Task item:
Copy the data. Keep every character as given.

_ _ _

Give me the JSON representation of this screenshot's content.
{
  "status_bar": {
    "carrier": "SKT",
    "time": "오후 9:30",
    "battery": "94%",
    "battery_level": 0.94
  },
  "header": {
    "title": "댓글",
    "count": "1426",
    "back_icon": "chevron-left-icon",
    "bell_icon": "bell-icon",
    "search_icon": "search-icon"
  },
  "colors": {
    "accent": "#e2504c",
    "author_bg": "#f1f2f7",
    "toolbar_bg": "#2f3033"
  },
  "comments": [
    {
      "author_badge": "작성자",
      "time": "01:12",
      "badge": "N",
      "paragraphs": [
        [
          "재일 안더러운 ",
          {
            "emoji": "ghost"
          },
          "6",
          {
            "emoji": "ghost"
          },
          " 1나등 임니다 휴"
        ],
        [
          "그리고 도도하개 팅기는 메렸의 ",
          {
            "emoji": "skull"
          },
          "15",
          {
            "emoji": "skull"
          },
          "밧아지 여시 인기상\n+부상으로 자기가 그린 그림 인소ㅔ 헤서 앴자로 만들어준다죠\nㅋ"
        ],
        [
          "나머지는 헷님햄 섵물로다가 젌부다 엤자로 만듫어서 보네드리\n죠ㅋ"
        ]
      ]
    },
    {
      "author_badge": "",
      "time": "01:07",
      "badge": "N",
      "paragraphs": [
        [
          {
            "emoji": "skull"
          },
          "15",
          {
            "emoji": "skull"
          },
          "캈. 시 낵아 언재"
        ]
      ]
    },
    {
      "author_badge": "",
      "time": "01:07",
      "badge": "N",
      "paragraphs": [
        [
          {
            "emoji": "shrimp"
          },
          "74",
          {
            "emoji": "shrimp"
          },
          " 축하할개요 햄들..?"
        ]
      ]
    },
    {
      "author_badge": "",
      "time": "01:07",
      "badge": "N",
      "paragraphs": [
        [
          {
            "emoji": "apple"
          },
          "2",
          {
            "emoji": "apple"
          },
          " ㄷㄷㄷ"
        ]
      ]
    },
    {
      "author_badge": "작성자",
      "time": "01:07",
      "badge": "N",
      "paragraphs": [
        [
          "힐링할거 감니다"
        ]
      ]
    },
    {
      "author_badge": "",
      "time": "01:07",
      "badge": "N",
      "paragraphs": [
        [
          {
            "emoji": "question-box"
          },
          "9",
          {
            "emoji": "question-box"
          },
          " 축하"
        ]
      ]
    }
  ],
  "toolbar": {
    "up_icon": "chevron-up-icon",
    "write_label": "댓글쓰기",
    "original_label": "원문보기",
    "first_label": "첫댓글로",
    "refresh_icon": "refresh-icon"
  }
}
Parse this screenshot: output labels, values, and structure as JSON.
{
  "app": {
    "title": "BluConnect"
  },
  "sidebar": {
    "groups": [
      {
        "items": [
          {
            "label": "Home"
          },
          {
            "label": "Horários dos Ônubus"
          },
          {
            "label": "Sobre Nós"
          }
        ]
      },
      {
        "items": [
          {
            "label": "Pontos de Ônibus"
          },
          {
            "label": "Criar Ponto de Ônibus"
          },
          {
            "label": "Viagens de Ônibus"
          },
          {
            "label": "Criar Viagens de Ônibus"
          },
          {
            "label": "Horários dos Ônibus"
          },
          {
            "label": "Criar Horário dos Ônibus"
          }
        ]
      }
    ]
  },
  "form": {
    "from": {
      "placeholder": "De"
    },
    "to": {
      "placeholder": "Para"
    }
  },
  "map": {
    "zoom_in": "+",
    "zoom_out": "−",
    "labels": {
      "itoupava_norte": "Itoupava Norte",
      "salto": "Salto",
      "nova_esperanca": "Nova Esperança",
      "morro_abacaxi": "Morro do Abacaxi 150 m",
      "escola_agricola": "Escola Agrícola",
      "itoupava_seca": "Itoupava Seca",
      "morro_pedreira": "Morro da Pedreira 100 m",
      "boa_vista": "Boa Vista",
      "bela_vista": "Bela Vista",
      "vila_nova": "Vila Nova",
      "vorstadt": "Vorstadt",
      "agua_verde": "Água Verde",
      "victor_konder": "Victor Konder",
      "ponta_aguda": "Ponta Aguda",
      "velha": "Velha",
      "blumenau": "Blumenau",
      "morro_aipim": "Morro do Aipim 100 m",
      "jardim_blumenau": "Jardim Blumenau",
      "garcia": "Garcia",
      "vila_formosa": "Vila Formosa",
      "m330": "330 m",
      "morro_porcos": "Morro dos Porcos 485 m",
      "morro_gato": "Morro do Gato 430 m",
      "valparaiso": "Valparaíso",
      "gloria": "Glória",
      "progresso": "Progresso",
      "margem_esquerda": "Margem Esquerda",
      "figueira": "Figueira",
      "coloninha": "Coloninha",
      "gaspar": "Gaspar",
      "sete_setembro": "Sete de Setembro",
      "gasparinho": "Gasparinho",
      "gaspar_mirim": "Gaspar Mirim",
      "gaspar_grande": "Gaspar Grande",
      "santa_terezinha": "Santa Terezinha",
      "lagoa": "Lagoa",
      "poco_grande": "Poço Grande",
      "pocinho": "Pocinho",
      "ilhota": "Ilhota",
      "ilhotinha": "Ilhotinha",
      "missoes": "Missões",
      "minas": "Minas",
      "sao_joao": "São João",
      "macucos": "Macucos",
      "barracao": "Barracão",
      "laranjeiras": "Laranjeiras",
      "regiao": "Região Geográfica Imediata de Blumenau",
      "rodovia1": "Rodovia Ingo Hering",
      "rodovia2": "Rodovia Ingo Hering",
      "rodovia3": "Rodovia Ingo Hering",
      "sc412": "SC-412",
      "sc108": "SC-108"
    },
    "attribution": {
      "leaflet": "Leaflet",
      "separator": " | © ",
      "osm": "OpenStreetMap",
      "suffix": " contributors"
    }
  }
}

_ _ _

Solution for this problem:
Give me the JSON representation of this screenshot's content.
{
  "status_bar": {
    "carrier": "SKT",
    "time": "오후 9:30",
    "battery": "94%",
    "battery_level": 0.94
  },
  "header": {
    "title": "댓글",
    "count": "1426",
    "back_icon": "chevron-left-icon",
    "bell_icon": "bell-icon",
    "search_icon": "search-icon"
  },
  "colors": {
    "accent": "#e2504c",
    "author_bg": "#f1f2f7",
    "toolbar_bg": "#2f3033"
  },
  "comments": [
    {
      "author_badge": "작성자",
      "time": "01:12",
      "badge": "N",
      "paragraphs": [
        [
          "재일 안더러운 ",
          {
            "emoji": "ghost"
          },
          "6",
          {
            "emoji": "ghost"
          },
          " 1나등 임니다 휴"
        ],
        [
          "그리고 도도하개 팅기는 메렸의 ",
          {
            "emoji": "skull"
          },
          "15",
          {
            "emoji": "skull"
          },
          "밧아지 여시 인기상\n+부상으로 자기가 그린 그림 인소ㅔ 헤서 앴자로 만들어준다죠\nㅋ"
        ],
        [
          "나머지는 헷님햄 섵물로다가 젌부다 엤자로 만듫어서 보네드리\n죠ㅋ"
        ]
      ]
    },
    {
      "author_badge": "",
      "time": "01:07",
      "badge": "N",
      "paragraphs": [
        [
          {
            "emoji": "skull"
          },
          "15",
          {
            "emoji": "skull"
          },
          "캈. 시 낵아 언재"
        ]
      ]
    },
    {
      "author_badge": "",
      "time": "01:07",
      "badge": "N",
      "paragraphs": [
        [
          {
            "emoji": "shrimp"
          },
          "74",
          {
            "emoji": "shrimp"
          },
          " 축하할개요 햄들..?"
        ]
      ]
    },
    {
      "author_badge": "",
      "time": "01:07",
      "badge": "N",
      "paragraphs": [
        [
          {
            "emoji": "apple"
          },
          "2",
          {
            "emoji": "apple"
          },
          " ㄷㄷㄷ"
        ]
      ]
    },
    {
      "author_badge": "작성자",
      "time": "01:07",
      "badge": "N",
      "paragraphs": [
        [
          "힐링할거 감니다"
        ]
      ]
    },
    {
      "author_badge": "",
      "time": "01:07",
      "badge": "N",
      "paragraphs": [
        [
          {
            "emoji": "question-box"
          },
          "9",
          {
            "emoji": "question-box"
          },
          " 축하"
        ]
      ]
    }
  ],
  "toolbar": {
    "up_icon": "chevron-up-icon",
    "write_label": "댓글쓰기",
    "original_label": "원문보기",
    "first_label": "첫댓글로",
    "refresh_icon": "refresh-icon"
  }
}
Parse this screenshot: output labels, values, and structure as JSON.
{
  "app": {
    "title": "BluConnect"
  },
  "sidebar": {
    "groups": [
      {
        "items": [
          {
            "label": "Home"
          },
          {
            "label": "Horários dos Ônubus"
          },
          {
            "label": "Sobre Nós"
          }
        ]
      },
      {
        "items": [
          {
            "label": "Pontos de Ônibus"
          },
          {
            "label": "Criar Ponto de Ônibus"
          },
          {
            "label": "Viagens de Ônibus"
          },
          {
            "label": "Criar Viagens de Ônibus"
          },
          {
            "label": "Horários dos Ônibus"
          },
          {
            "label": "Criar Horário dos Ônibus"
          }
        ]
      }
    ]
  },
  "form": {
    "from": {
      "placeholder": "De"
    },
    "to": {
      "placeholder": "Para"
    }
  },
  "map": {
    "zoom_in": "+",
    "zoom_out": "−",
    "labels": {
      "itoupava_norte": "Itoupava Norte",
      "salto": "Salto",
      "nova_esperanca": "Nova Esperança",
      "morro_abacaxi": "Morro do Abacaxi 150 m",
      "escola_agricola": "Escola Agrícola",
      "itoupava_seca": "Itoupava Seca",
      "morro_pedreira": "Morro da Pedreira 100 m",
      "boa_vista": "Boa Vista",
      "bela_vista": "Bela Vista",
      "vila_nova": "Vila Nova",
      "vorstadt": "Vorstadt",
      "agua_verde": "Água Verde",
      "victor_konder": "Victor Konder",
      "ponta_aguda": "Ponta Aguda",
      "velha": "Velha",
      "blumenau": "Blumenau",
      "morro_aipim": "Morro do Aipim 100 m",
      "jardim_blumenau": "Jardim Blumenau",
      "garcia": "Garcia",
      "vila_formosa": "Vila Formosa",
      "m330": "330 m",
      "morro_porcos": "Morro dos Porcos 485 m",
      "morro_gato": "Morro do Gato 430 m",
      "valparaiso": "Valparaíso",
      "gloria": "Glória",
      "progresso": "Progresso",
      "margem_esquerda": "Margem Esquerda",
      "figueira": "Figueira",
      "coloninha": "Coloninha",
      "gaspar": "Gaspar",
      "sete_setembro": "Sete de Setembro",
      "gasparinho": "Gasparinho",
      "gaspar_mirim": "Gaspar Mirim",
      "gaspar_grande": "Gaspar Grande",
      "santa_terezinha": "Santa Terezinha",
      "lagoa": "Lagoa",
      "poco_grande": "Poço Grande",
      "pocinho": "Pocinho",
      "ilhota": "Ilhota",
      "ilhotinha": "Ilhotinha",
      "missoes": "Missões",
      "minas": "Minas",
      "sao_joao": "São João",
      "macucos": "Macucos",
      "barracao": "Barracão",
      "laranjeiras": "Laranjeiras",
      "regiao": "Região Geográfica Imediata de Blumenau",
      "rodovia1": "Rodovia Ingo Hering",
      "rodovia2": "Rodovia Ingo Hering",
      "rodovia3": "Rodovia Ingo Hering",
      "sc412": "SC-412",
      "sc108": "SC-108"
    },
    "attribution": {
      "leaflet": "Leaflet",
      "separator": " | © ",
      "osm": "OpenStreetMap",
      "suffix": " contributors"
    }
  }
}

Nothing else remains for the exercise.